→ Task: As you look over the data below, please find each line where the word "really" appears, then copy it.

• • • • • • •

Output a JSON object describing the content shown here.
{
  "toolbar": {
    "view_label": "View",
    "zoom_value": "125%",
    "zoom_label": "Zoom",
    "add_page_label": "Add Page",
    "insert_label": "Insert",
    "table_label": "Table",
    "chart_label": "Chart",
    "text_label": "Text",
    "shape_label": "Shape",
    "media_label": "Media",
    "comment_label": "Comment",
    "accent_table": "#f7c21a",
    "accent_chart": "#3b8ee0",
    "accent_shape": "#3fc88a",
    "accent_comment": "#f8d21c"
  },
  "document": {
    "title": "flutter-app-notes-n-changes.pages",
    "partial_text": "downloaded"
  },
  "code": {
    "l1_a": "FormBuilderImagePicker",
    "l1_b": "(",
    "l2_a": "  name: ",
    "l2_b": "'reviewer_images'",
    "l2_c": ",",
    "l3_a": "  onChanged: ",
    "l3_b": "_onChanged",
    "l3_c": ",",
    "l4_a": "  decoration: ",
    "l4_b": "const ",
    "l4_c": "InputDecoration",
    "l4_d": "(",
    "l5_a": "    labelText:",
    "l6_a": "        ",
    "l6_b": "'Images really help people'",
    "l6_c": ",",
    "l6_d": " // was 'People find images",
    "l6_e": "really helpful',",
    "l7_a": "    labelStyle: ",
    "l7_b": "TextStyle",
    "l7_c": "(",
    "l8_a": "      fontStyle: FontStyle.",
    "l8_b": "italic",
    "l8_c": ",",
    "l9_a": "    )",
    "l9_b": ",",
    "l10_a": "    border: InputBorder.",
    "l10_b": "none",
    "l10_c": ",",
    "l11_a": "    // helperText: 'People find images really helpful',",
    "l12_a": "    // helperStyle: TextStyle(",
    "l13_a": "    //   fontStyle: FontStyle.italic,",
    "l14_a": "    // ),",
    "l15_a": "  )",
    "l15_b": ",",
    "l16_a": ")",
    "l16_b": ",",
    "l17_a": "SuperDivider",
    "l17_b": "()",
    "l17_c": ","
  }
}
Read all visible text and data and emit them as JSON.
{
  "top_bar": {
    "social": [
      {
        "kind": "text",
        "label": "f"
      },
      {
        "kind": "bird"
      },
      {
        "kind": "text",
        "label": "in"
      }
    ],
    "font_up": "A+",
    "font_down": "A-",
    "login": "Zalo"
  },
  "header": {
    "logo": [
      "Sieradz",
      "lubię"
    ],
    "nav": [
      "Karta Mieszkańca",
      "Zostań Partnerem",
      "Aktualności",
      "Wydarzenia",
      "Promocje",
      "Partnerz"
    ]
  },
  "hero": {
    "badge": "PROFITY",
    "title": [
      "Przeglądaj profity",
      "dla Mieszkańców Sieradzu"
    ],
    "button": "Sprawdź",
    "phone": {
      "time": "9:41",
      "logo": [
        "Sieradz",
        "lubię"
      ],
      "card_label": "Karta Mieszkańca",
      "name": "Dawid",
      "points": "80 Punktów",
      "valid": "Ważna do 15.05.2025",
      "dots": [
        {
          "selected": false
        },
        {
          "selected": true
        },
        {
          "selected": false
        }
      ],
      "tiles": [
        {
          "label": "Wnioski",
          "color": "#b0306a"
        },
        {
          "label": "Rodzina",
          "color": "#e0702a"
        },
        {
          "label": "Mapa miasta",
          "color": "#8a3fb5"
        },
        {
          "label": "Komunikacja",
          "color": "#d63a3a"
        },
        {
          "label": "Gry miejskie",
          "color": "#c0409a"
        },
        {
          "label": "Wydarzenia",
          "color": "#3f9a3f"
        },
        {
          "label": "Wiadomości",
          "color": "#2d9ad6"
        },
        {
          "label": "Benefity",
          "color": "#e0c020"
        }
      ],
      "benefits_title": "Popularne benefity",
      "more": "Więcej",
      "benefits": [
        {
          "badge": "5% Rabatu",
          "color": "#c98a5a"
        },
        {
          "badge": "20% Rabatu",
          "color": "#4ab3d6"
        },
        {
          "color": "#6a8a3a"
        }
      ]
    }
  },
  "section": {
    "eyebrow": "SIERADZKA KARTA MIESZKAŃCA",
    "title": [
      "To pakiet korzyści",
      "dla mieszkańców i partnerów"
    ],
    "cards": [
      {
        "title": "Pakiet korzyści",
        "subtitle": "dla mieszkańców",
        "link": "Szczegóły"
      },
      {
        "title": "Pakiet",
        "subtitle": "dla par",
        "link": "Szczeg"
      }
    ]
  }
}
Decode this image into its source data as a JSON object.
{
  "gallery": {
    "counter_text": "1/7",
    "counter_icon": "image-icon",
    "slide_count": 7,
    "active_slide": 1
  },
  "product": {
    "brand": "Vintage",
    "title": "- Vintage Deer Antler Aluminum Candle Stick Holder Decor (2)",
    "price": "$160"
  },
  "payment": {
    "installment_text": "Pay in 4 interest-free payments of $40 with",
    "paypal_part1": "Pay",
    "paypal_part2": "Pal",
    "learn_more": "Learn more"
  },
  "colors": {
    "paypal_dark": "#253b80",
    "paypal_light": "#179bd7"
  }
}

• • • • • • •

→ Answer to this problem:
    "l6_b": "'Images really help people'",
    "l6_e": "really helpful',",
    "l11_a": "    // helperText: 'People find images really helpful',",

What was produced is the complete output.